Two U.S. World War II veterans visit American Battle Monuments Commission’s sites

American Battle Monuments Commission was honored to welcome two veterans from the Greatest Generation, Eugene “Gene” Kleindl and William “Magic Bill” Hunter both over 100 years old.

William “Magic Bill” Hunter (on the left) and Eugene “Gene” Kleindl (on the right) at Pointe du Hoc Visitor Center. Credits: ABMC. Credits: ABMC

On Oct. 26, 2023, they visited Pointe du Hoc and Normandy American Cemetery with the association that made this trip possible. At Pointe du Hoc, they saw the site including some of the bunkers, its visitor center and they both signed the guest book. Then, they went to Omaha Beach before heading to Normandy American Cemetery. At the cemetery, they attended the flag lowering with a third French veteran, Jean Turco, who was a prisoner of war in Germany, where they were presented the colors.
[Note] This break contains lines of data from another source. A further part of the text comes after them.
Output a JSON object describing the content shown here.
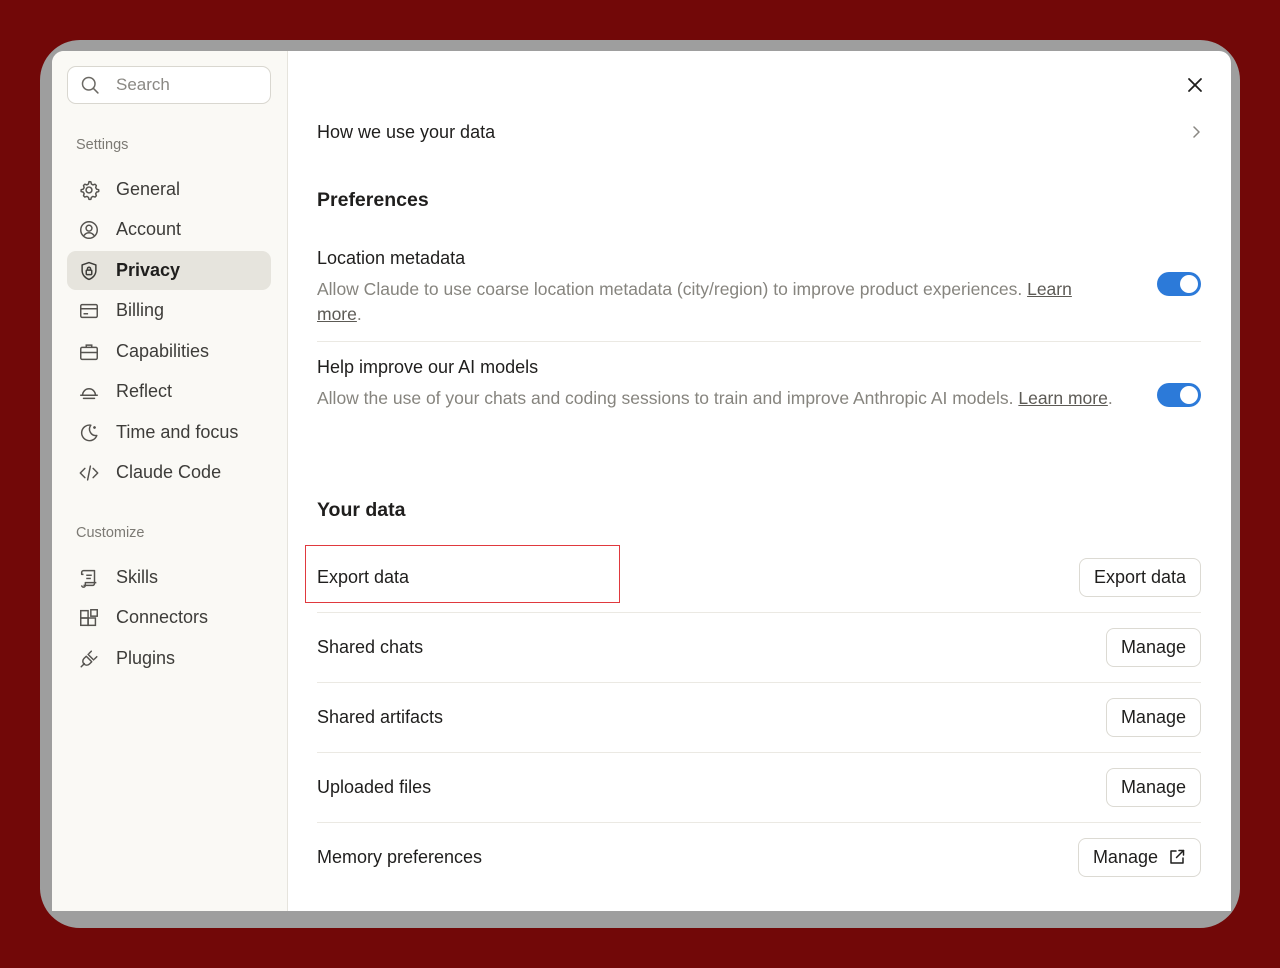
{
  "sidebar": {
    "search_placeholder": "Search",
    "settings_label": "Settings",
    "settings_items": [
      {
        "label": "General",
        "icon": "gear-icon"
      },
      {
        "label": "Account",
        "icon": "user-circle-icon"
      },
      {
        "label": "Privacy",
        "icon": "shield-lock-icon",
        "active": true
      },
      {
        "label": "Billing",
        "icon": "credit-card-icon"
      },
      {
        "label": "Capabilities",
        "icon": "briefcase-icon"
      },
      {
        "label": "Reflect",
        "icon": "bell-icon"
      },
      {
        "label": "Time and focus",
        "icon": "moon-icon"
      },
      {
        "label": "Claude Code",
        "icon": "code-icon"
      }
    ],
    "customize_label": "Customize",
    "customize_items": [
      {
        "label": "Skills",
        "icon": "scroll-icon"
      },
      {
        "label": "Connectors",
        "icon": "blocks-icon"
      },
      {
        "label": "Plugins",
        "icon": "plug-icon"
      }
    ]
  },
  "main": {
    "how_we_use": "How we use your data",
    "preferences_heading": "Preferences",
    "location": {
      "title": "Location metadata",
      "desc": "Allow Claude to use coarse location metadata (city/region) to improve product experiences. ",
      "learn": "Learn more",
      "enabled": true
    },
    "improve": {
      "title": "Help improve our AI models",
      "desc": "Allow the use of your chats and coding sessions to train and improve Anthropic AI models. ",
      "learn": "Learn more",
      "enabled": true
    },
    "your_data_heading": "Your data",
    "rows": [
      {
        "label": "Export data",
        "button": "Export data"
      },
      {
        "label": "Shared chats",
        "button": "Manage"
      },
      {
        "label": "Shared artifacts",
        "button": "Manage"
      },
      {
        "label": "Uploaded files",
        "button": "Manage"
      },
      {
        "label": "Memory preferences",
        "button": "Manage",
        "external": true
      }
    ]
  },
  "colors": {
    "background": "#720808",
    "toggle_on": "#2c7ad9",
    "highlight": "#e0393e"
  }
}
The two World War II U.S. veterans, William “Magic Bill” Hunter (in the middle) and Eugene “Gene” Kleindl (on the right) with Jean Turco, former French prisoner of war in Germany (on the left) at the flagpole at Normandy American Cemetery after the lowering of the flag. Credits: ABMC.

In 1944, Kleindl entered the war with his brother Clifford. He was a medic in the 358th Infantry Regiment. He landed on June 8, 1944, (D-Day +2) on Utah Beach, Normandy, France, before starting moving northward with his division. Both brothers were injured during World War II but survived it. Kleindl received several awards and citations for his service.

Kleindl also came to Normandy American Cemetery to honor one of his friends, Pfc. Ralph E. Gaddis, who died June 12, 1944, and is buried at this American Battle Monuments Commission’s site plot G, row 1 and grave 21.

Eugene “Gene” Kleindl near his friend’s headstone at Normandy American Cemetery. Credits: ABMC.

Hunter was U.S. Navy and fought in the Pacific. He served as coxswain, assigned to 5” guns and acted as a signalman on merchant ships. He wanted to go to Normandy to see the historic battlegrounds and honor his comrades who lost their lives on the French shores. After the war, Hunter became a professional magician, a skill he still masters nowadays.

The two U.S. veterans also went to Henri-Chapelle American Cemetery Oct. 29, 2023, as Kleindl took part in battles in France, Belgium, Luxembourg, Czechoslovakia and Germany.

Honoring veterans such as Kleindl and Hunter is part of American Battle Monuments Commission. For 100 years, American Battle Monuments Commission has ensured that the memories of those who fell abroad defending the U.S. and those they served with, never die. Our promise is unbroken, and our mission is timeless as we enter our second century. ABMC continues to stay true to the mission given by Gen. of the Armies John J. Pershing to ensure that, “Time will not dim the glory of their deeds.”  


Normandy American Cemetery’s team

Public Affairs’ team

Vets Roll, Inc.®

American Legion Wisconsin